Figure 5. Diagram of cupola (after Dobson1850).


Table 2. The cost of manufacture and selling price.

Before being fired, as techniques improved, the bricks and tiles were fettled or dressed, so that any small bits adhering from the moulding process that were not required were removed. Horsing, another technique, obtained a camber on the tiles so that they were more efficient in use. 

By 1930, the time when their booklet was published, some tiles were being made by machine but Wheatly and Co. were proud of themselves as they still produced quality hand made tiles. 

The final page of this booklet shows a series of small woodcut style pictures showing different people at work (Figure 6). There is also a copy of a photo of some of the staff employed at Springfield. Despite close scrutiny I have not yet found any of my ancestors.

Figure 6. Two of the small woodcuts depicting men at work (Platt 1995).

Today, only one main manufacturer of bricks and tiles remains in this area and their main factory is across the road from where my mother lives. 

This brickworks has the longest kiln in the country and produces many kinds of bricks. Their website offers a great deal of literature about bricks and their use. So how has brick-making changed over the years? 

One important feature today is the consideration of the impact on the environment caused by the manufacture of bricks. This means that quarries are restored after being worked out and also chimney emissions are regulated. The bricks themselves are all moulded by machine, many different types being produced. These include perforated, frogged (bricks with depressions in one or more surfaces) and engineering bricks. 

There is also a range of special shaped bricks which includes angle and cant, arch, bonding, bullnose, capping and coping, cill, plinth, soldier and spiral.
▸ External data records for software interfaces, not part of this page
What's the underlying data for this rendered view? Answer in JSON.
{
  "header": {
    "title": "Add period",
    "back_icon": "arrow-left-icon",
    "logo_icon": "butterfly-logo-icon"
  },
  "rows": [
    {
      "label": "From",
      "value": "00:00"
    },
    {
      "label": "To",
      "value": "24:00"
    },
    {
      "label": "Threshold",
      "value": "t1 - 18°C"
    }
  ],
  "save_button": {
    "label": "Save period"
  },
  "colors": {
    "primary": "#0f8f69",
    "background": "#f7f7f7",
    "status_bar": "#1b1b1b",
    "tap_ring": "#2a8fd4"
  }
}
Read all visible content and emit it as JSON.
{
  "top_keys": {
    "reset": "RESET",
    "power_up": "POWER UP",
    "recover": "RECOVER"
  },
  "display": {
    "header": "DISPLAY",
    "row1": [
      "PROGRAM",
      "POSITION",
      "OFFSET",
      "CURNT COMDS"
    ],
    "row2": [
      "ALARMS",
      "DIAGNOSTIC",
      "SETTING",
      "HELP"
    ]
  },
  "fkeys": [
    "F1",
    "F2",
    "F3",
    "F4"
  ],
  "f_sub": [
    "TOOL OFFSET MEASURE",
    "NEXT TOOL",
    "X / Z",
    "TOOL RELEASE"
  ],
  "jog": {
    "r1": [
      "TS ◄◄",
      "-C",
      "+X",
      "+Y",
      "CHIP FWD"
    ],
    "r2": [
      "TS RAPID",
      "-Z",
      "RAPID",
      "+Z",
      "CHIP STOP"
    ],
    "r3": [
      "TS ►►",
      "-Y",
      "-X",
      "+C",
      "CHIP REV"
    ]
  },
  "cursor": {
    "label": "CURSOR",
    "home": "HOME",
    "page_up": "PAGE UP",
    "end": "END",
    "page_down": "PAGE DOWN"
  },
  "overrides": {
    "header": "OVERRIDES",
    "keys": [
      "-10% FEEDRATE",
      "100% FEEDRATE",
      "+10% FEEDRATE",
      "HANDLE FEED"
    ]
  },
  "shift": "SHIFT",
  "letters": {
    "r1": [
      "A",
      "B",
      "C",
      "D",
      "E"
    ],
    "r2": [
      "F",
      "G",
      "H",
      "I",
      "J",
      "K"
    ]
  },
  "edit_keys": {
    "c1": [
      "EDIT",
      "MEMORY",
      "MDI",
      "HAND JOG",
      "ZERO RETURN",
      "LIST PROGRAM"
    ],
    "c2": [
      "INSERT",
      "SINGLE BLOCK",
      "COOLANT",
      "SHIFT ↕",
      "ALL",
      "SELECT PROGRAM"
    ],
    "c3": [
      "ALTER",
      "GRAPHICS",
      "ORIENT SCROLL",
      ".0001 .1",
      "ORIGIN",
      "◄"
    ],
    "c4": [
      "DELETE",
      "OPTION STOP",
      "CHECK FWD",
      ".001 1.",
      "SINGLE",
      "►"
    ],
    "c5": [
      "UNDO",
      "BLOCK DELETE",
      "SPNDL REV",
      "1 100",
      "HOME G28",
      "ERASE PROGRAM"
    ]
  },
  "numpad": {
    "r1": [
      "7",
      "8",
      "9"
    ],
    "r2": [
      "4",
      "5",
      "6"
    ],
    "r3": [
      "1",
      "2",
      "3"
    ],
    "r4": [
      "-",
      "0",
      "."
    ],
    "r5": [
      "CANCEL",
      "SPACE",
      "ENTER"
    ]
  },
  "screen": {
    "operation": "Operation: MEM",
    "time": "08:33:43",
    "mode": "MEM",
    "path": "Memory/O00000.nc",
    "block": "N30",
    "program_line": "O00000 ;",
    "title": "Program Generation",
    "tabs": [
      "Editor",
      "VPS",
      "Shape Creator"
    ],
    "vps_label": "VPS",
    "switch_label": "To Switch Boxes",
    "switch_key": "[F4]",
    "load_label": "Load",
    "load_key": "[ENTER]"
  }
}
I wonder what my ancestors would have thought of brickmaking now!

From Genealogy to Geology
Gladys Dinnacome

OUGS Journal 23(1)
Spring Edition 2002


Besly B M & Turner P, 1983, Origin of red beds in a moist tropical cli- mate (Etruria Formation, Upper Carboniferous, UK). In: Residual Deposits, Wilson R C L (ed) Special Publication of the Geological Society of London, No 11 p 131 - 147.

Celoria F (ed), 1971, Edward Dobson’s A Rudimentary Treatise on the Manufacture of Bricks and Tiles (1850), Journal of Ceramic History No. 5 George Street Press, Stafford, 102pp.

Platt D, 1995, reprint of: Anon, The Good Old Way 1819 - 1930 Produced by Martin’s Scientific Advertising Service, London. 17pp.

Rees J G & Wilson A A, 1998, Geology of the country around Stoke-on- Trent, HMSO, 152pp.

Sears J E (ed), 1893, The Contractor’s Compendium and Complete Catalogue. London: Compendium Publishing Company pp93-96.

Wilson A A, Rees J G, Crofts R G, Howard A S, Buchanan J G & Waine P J, 1992 Stoke-on-Trent; a geological background for planning and development. BGS Technical Report, WA/91/01.


Gladys Dinnacombe has been a member of the OUGS since 1974 and is currently undertaking private research locally and in the USA. She has a BA Hons (Open) and a BPhil (Open).


- click here for photos of Wheatly Brick Works -



Figure 4. Illustrations from the 1893 Catalogue (Sears 1893).


- click here for photos of Wheatly Brick Works -

- click here for 1930 advertising booklet for Wheatly -

questions/comments/contributions: Steve Birks